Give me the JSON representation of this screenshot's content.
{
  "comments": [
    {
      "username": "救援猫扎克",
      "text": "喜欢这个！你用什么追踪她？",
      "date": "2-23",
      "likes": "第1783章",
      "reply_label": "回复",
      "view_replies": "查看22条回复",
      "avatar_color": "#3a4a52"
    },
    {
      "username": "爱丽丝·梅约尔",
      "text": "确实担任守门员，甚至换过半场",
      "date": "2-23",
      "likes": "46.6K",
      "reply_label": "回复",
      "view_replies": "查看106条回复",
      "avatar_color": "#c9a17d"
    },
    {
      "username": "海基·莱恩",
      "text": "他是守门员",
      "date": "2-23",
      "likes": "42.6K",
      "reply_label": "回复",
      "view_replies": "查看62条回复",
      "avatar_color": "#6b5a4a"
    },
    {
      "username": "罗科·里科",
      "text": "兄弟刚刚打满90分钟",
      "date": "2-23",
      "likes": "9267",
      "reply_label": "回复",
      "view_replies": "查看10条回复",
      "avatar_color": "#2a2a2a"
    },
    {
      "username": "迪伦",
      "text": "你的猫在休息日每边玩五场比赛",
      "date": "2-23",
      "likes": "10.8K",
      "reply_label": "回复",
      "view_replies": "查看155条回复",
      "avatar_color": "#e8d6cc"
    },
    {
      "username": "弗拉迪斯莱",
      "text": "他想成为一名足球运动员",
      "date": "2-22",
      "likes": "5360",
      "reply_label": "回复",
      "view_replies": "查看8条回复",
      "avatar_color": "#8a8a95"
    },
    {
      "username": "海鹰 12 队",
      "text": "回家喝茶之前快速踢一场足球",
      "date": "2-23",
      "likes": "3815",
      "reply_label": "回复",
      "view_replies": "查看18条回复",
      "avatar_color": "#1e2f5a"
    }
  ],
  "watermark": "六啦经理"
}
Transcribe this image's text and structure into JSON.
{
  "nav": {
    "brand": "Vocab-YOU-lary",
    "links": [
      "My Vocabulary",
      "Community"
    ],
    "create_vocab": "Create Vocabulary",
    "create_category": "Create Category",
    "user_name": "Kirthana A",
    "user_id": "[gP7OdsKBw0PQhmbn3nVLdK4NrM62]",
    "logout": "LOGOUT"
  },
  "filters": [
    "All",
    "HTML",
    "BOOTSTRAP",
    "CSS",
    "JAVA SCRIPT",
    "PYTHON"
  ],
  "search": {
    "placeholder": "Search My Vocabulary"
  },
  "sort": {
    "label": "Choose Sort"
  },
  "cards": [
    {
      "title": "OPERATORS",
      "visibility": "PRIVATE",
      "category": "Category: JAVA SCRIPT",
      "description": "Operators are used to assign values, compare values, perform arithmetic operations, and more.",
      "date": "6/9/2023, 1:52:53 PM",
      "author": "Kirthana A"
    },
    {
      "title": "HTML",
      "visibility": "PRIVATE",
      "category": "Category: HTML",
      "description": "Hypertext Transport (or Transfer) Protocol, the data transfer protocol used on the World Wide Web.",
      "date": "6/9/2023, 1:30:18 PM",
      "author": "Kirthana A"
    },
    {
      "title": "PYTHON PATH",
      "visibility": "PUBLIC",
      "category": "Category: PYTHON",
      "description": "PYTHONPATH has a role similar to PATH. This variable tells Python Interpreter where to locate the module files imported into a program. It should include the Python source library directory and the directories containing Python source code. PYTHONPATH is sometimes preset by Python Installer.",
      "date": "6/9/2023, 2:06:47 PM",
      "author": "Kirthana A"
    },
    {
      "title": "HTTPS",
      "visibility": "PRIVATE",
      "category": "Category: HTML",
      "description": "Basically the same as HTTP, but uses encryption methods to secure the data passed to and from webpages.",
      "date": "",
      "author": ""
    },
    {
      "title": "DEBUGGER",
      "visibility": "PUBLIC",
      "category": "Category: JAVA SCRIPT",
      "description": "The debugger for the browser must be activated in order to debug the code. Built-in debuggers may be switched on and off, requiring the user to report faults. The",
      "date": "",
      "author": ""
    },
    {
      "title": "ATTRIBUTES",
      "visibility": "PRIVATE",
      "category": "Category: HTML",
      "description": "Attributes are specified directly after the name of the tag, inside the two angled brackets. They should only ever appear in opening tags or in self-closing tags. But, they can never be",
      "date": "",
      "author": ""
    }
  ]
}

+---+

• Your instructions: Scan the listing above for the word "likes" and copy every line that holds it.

• Result of this exercise:
      "likes": "第1783章",
      "likes": "46.6K",
      "likes": "42.6K",
      "likes": "9267",
      "likes": "10.8K",
      "likes": "5360",
      "likes": "3815",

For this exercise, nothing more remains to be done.